I hope that my noble friend will allow me to clarify my position. I said that my predisposition is to be against lifting the ban but that, because I realise that a change has to be made under our obligations to the European Court of Human Rights, with some reluctance I accept that the ban must be lifted in one way or another.
Exactly. I rest my case.
That brings me to my noble friend Lord Browne, who not only represented a prison in his constituency but who as an advocate represented many prisoners—all of whom were innocent. He gave an erudite explanation and reminded us that the European Court of Human Rights is not part of the European Union but a product of the Council of Europe—a much wider grouping, and with United Kingdom involvement. He hit on an argument that I wished I had thought of, which is that the blanket ban is exceptionally random. It depends on when the prisoner is in prison. If they are not in prison when there is an election, they do not lose the right, but they lose it if they are in prison when there is an election. That is probably the strongest argument of all, which my noble friend Lord Browne put in a gentle and impressive way.

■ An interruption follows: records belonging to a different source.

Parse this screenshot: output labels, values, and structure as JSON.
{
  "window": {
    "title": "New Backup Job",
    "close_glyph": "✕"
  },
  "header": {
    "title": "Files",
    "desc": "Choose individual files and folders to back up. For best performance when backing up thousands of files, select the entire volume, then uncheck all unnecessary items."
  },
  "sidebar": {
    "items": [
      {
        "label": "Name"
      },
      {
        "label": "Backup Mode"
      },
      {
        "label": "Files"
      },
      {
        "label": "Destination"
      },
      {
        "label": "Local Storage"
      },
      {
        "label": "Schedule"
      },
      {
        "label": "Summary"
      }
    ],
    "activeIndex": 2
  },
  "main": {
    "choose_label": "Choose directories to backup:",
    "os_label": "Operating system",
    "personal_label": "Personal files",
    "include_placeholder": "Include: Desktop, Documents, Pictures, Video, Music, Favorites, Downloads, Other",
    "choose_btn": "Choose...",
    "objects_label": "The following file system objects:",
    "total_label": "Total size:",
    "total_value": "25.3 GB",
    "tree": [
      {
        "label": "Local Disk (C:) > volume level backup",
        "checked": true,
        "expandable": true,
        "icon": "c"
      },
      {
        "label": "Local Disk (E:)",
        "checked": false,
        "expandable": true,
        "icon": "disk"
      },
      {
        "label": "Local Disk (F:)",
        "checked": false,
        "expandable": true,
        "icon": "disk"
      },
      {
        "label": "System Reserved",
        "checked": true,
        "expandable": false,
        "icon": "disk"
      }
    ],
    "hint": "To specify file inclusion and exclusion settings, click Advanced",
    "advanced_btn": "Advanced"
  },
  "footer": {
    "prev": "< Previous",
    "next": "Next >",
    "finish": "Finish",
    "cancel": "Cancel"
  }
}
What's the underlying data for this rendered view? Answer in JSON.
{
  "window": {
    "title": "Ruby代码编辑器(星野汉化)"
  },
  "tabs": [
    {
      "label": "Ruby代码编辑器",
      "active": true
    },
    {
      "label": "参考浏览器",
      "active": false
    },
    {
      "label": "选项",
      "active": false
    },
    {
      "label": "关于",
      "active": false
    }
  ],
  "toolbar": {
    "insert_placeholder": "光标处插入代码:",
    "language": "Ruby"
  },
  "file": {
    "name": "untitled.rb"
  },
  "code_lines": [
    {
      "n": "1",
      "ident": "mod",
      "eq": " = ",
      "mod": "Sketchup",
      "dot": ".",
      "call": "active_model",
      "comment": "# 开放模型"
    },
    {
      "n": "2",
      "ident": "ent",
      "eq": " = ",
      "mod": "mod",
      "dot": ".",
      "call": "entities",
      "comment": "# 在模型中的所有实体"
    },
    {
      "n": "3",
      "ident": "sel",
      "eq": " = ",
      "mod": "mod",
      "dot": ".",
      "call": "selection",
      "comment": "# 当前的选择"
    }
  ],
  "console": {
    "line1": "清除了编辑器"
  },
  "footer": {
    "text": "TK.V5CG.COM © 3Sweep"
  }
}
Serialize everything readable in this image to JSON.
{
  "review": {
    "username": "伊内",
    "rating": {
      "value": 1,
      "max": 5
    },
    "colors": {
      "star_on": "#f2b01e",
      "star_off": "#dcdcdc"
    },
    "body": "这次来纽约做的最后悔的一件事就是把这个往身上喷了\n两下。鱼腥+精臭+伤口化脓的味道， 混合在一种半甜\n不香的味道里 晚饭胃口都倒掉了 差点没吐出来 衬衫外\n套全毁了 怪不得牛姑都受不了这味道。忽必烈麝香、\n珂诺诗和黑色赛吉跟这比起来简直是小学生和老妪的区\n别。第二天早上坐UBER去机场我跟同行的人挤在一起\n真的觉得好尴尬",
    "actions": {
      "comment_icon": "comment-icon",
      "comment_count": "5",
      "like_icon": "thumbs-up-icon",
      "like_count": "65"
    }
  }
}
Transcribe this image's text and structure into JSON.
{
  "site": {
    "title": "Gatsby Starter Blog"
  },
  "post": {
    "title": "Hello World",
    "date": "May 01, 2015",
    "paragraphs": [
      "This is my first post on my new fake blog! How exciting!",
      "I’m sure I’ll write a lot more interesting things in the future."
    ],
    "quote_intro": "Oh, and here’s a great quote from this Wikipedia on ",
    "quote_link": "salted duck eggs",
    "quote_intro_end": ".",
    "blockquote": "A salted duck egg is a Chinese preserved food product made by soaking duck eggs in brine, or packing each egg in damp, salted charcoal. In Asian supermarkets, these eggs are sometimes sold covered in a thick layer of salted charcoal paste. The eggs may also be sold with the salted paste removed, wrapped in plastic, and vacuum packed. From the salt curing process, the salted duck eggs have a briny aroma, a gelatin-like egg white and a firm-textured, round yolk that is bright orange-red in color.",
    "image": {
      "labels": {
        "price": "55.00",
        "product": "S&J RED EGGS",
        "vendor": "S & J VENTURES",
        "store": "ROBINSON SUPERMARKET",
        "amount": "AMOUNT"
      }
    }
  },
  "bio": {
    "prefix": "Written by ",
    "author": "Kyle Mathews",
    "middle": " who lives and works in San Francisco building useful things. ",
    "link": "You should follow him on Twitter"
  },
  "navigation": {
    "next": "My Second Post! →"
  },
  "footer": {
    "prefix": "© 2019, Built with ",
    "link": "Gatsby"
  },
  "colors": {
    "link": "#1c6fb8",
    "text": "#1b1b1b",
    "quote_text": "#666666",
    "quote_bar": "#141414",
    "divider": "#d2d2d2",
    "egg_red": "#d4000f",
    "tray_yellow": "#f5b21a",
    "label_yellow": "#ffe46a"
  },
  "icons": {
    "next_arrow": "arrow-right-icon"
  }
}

The noble Lord, Lord Phillips of Sudbury, said that my amendment was timid, while my noble friend Lord Bach said that it went too far, so it seems to me to be just about right. There were some questions about its practicality. I do not think that there would be difficulty in giving prisoners the vote; the postal vote provision would enable them to vote.
Of course we can ensure that those in prison get all the available literature. Somebody said to me—I give them the credit—that we would be more likely to get the votes of people who were in there for assault; the Tories would get the tax dodgers; and the Liberal Democrats would get those in for perjury. That is absolutely the last thing that I would suggest. Heaven forbid.
There were some strong arguments in favour of the amendment. The noble and learned Lord, Lord Lloyd, did not say that he was only half in favour; he said that he was wholly in favour. A number of people have come round, even reluctantly, to say that they are in favour of it. However, the noble Lord, Lord McNally, pleaded with me. He got on his knees and asked whether, for the benefit of the House, and to enable the Government to introduce legislation—I hope soon—to cover the referendum and/or elections, I would withdraw the amendment. Because of the eloquence of his plea, I beg leave to withdraw the amendment.
Amendment 35 withdrawn.